    Yes, would advise shutting it if you are concerned. There is probably a fine mist of crappy particles in every bathroom if you look hard enough. However, you must separate what is gross from what can make you sick. Every time you smell your little brother's noisy bum, you are breathing in something that was in his butt. Gross? Yes. Make you sick? Not at all, if you are healthy.

    >OT, I know, but does that mean that someone who's living in a city could start to suffer respiratory problems (like asthma) despite no previous symptoms as a direct result of all the crap they're breathing in?

    Yup -- inner city kids have a much higher prevalence of asthma; however, a lot of studies show that it is mostly moldy indoor conditions rather than generalized smog / particles in the city. Smog knows neither ghetto nor 5th avenue apartment, so all city-dwellers should be affected equally, but some groups will have more asthma, thought to be indoor chronic exposure.

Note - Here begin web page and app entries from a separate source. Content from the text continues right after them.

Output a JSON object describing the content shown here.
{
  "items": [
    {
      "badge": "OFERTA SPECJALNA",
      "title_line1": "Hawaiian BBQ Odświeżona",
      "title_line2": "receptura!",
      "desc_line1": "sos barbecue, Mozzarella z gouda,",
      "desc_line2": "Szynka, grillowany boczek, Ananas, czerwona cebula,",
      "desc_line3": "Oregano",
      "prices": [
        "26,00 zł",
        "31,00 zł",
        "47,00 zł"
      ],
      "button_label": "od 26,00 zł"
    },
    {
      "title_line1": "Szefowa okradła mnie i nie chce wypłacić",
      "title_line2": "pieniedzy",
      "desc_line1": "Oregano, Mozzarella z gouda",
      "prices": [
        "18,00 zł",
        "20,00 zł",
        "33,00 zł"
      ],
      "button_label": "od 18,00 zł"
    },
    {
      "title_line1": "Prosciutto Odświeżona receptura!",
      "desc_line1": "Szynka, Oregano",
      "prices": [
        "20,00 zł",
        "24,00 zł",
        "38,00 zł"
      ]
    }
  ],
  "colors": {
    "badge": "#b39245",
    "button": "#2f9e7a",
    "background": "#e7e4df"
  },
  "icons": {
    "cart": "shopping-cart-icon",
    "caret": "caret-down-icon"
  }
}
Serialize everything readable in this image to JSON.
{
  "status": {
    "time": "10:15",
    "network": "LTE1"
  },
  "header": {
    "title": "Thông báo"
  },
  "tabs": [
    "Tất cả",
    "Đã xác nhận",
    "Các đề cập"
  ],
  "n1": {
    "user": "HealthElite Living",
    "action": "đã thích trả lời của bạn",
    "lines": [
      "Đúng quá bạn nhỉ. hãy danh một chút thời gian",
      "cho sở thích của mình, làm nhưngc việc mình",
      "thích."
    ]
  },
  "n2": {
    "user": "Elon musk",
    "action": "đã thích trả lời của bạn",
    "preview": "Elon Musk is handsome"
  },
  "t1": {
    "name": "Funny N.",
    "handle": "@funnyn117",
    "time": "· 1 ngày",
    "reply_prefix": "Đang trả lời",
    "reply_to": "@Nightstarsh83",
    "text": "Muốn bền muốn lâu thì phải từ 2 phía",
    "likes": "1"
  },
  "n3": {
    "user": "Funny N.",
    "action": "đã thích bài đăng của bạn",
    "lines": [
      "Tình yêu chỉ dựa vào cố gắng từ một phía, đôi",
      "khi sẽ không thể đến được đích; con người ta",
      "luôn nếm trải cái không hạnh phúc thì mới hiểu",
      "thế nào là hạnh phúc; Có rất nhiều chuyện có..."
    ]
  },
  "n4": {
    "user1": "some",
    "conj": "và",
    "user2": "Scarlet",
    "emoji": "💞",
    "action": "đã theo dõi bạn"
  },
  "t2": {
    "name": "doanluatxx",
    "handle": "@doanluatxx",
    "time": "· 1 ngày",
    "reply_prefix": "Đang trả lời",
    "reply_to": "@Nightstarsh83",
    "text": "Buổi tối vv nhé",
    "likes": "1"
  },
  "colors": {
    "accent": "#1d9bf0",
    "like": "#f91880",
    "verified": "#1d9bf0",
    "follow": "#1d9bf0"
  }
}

    >For perspective -- how does normal-use printer dust compare with everyday household dust? how about farm dust, such as one might breathe during a long day plowing the fields or baling hay?

    Farm dust is bad, and tends to be higher exposure than household dust. For these particles that are not black, indigestible (by macrophages) particles, allergic reaction and inflammation in the lung tends to give the problem. There is something called "Farmer's lung." Wikipedia is not good on this topic, so here you go. ng.html []

    >Thanks, Doc! A well-worded comment from someone who can probably spell "ridiculous" and "definitely!
    >by the way, totally off topic, but love your UID =)

    You're welcome. Happy to provide on my (rare) day off. :)

Logic is the chastity belt of the mind!